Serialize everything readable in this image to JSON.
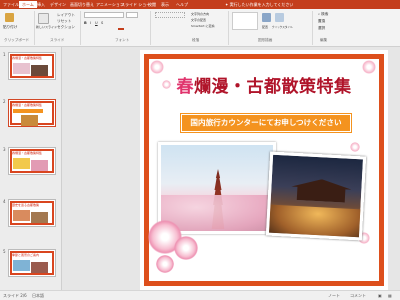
{
  "ribbon": {
    "tabs": [
      "ファイル",
      "ホーム",
      "挿入",
      "デザイン",
      "画面切り替え",
      "アニメーション",
      "スライド ショー",
      "校閲",
      "表示",
      "ヘルプ"
    ],
    "active_tab_index": 1,
    "search_text": "実行したい作業を入力してください",
    "clipboard": {
      "paste": "貼り付け",
      "group": "クリップボード"
    },
    "slides": {
      "new_slide": "新しいスライド",
      "layout": "レイアウト",
      "reset": "リセット",
      "section": "セクション",
      "group": "スライド"
    },
    "font": {
      "group": "フォント"
    },
    "paragraph": {
      "text_direction": "文字列の方向",
      "align_text": "文字の配置",
      "smartart": "SmartArt に変換",
      "group": "段落"
    },
    "drawing": {
      "shapes": "図形",
      "arrange": "配置",
      "quick_styles": "クイックスタイル",
      "group": "図形描画"
    },
    "editing": {
      "find": "検索",
      "replace": "置換",
      "select": "選択",
      "group": "編集"
    }
  },
  "thumbnails": [
    {
      "number": "1",
      "title": "春爛漫・古都散策特集",
      "selected": false
    },
    {
      "number": "2",
      "title": "春爛漫・古都散策特集",
      "selected": true
    },
    {
      "number": "3",
      "title": "春爛漫・古都散策特集",
      "selected": false
    },
    {
      "number": "4",
      "title": "歴史を巡る古都散策",
      "selected": false
    },
    {
      "number": "5",
      "title": "季節と風景のご案内",
      "selected": false
    }
  ],
  "slide": {
    "title_accent": "春",
    "title_rest": "爛漫・古都散策特集",
    "banner": "国内旅行カウンターにてお申しつけください"
  },
  "status": {
    "slide_counter": "スライド 2/6",
    "language": "日本語",
    "notes": "ノート",
    "comments": "コメント"
  },
  "colors": {
    "ribbon_accent": "#c43e1c",
    "frame": "#dd4f1c",
    "banner": "#f4931f",
    "title": "#b0142a"
  }
}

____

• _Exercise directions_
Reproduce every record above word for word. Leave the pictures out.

• _Task solution_
Serialize everything readable in this image to JSON.
{
  "ribbon": {
    "tabs": [
      "ファイル",
      "ホーム",
      "挿入",
      "デザイン",
      "画面切り替え",
      "アニメーション",
      "スライド ショー",
      "校閲",
      "表示",
      "ヘルプ"
    ],
    "active_tab_index": 1,
    "search_text": "実行したい作業を入力してください",
    "clipboard": {
      "paste": "貼り付け",
      "group": "クリップボード"
    },
    "slides": {
      "new_slide": "新しいスライド",
      "layout": "レイアウト",
      "reset": "リセット",
      "section": "セクション",
      "group": "スライド"
    },
    "font": {
      "group": "フォント"
    },
    "paragraph": {
      "text_direction": "文字列の方向",
      "align_text": "文字の配置",
      "smartart": "SmartArt に変換",
      "group": "段落"
    },
    "drawing": {
      "shapes": "図形",
      "arrange": "配置",
      "quick_styles": "クイックスタイル",
      "group": "図形描画"
    },
    "editing": {
      "find": "検索",
      "replace": "置換",
      "select": "選択",
      "group": "編集"
    }
  },
  "thumbnails": [
    {
      "number": "1",
      "title": "春爛漫・古都散策特集",
      "selected": false
    },
    {
      "number": "2",
      "title": "春爛漫・古都散策特集",
      "selected": true
    },
    {
      "number": "3",
      "title": "春爛漫・古都散策特集",
      "selected": false
    },
    {
      "number": "4",
      "title": "歴史を巡る古都散策",
      "selected": false
    },
    {
      "number": "5",
      "title": "季節と風景のご案内",
      "selected": false
    }
  ],
  "slide": {
    "title_accent": "春",
    "title_rest": "爛漫・古都散策特集",
    "banner": "国内旅行カウンターにてお申しつけください"
  },
  "status": {
    "slide_counter": "スライド 2/6",
    "language": "日本語",
    "notes": "ノート",
    "comments": "コメント"
  },
  "colors": {
    "ribbon_accent": "#c43e1c",
    "frame": "#dd4f1c",
    "banner": "#f4931f",
    "title": "#b0142a"
  }
}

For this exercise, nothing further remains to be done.